**What the task requires**
Could you repeat every record below exactly as written?

**Input for this task**
______________________________

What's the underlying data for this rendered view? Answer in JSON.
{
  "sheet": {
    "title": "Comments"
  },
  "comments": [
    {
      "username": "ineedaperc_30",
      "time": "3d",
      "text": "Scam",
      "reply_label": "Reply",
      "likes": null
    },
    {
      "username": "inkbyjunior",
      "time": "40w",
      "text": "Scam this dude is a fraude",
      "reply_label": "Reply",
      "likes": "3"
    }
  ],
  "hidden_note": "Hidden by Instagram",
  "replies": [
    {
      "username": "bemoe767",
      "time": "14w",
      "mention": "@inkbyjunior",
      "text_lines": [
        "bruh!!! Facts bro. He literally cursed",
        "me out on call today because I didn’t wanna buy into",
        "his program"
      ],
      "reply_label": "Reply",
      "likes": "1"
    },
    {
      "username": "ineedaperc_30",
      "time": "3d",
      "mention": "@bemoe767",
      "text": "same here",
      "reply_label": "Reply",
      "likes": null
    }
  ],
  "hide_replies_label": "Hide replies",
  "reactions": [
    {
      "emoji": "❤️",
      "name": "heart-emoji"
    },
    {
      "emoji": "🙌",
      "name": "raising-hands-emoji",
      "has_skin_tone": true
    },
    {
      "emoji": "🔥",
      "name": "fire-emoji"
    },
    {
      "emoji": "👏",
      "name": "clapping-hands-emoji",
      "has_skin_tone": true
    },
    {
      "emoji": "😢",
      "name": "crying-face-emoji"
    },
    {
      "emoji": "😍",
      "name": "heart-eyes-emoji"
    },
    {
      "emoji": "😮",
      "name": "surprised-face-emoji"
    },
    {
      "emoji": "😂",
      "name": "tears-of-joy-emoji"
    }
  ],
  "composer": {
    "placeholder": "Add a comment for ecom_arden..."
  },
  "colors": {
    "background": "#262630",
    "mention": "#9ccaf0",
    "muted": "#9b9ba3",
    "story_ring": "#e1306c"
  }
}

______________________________

**Written response**
What's the underlying data for this rendered view? Answer in JSON.
{
  "sheet": {
    "title": "Comments"
  },
  "comments": [
    {
      "username": "ineedaperc_30",
      "time": "3d",
      "text": "Scam",
      "reply_label": "Reply",
      "likes": null
    },
    {
      "username": "inkbyjunior",
      "time": "40w",
      "text": "Scam this dude is a fraude",
      "reply_label": "Reply",
      "likes": "3"
    }
  ],
  "hidden_note": "Hidden by Instagram",
  "replies": [
    {
      "username": "bemoe767",
      "time": "14w",
      "mention": "@inkbyjunior",
      "text_lines": [
        "bruh!!! Facts bro. He literally cursed",
        "me out on call today because I didn’t wanna buy into",
        "his program"
      ],
      "reply_label": "Reply",
      "likes": "1"
    },
    {
      "username": "ineedaperc_30",
      "time": "3d",
      "mention": "@bemoe767",
      "text": "same here",
      "reply_label": "Reply",
      "likes": null
    }
  ],
  "hide_replies_label": "Hide replies",
  "reactions": [
    {
      "emoji": "❤️",
      "name": "heart-emoji"
    },
    {
      "emoji": "🙌",
      "name": "raising-hands-emoji",
      "has_skin_tone": true
    },
    {
      "emoji": "🔥",
      "name": "fire-emoji"
    },
    {
      "emoji": "👏",
      "name": "clapping-hands-emoji",
      "has_skin_tone": true
    },
    {
      "emoji": "😢",
      "name": "crying-face-emoji"
    },
    {
      "emoji": "😍",
      "name": "heart-eyes-emoji"
    },
    {
      "emoji": "😮",
      "name": "surprised-face-emoji"
    },
    {
      "emoji": "😂",
      "name": "tears-of-joy-emoji"
    }
  ],
  "composer": {
    "placeholder": "Add a comment for ecom_arden..."
  },
  "colors": {
    "background": "#262630",
    "mention": "#9ccaf0",
    "muted": "#9b9ba3",
    "story_ring": "#e1306c"
  }
}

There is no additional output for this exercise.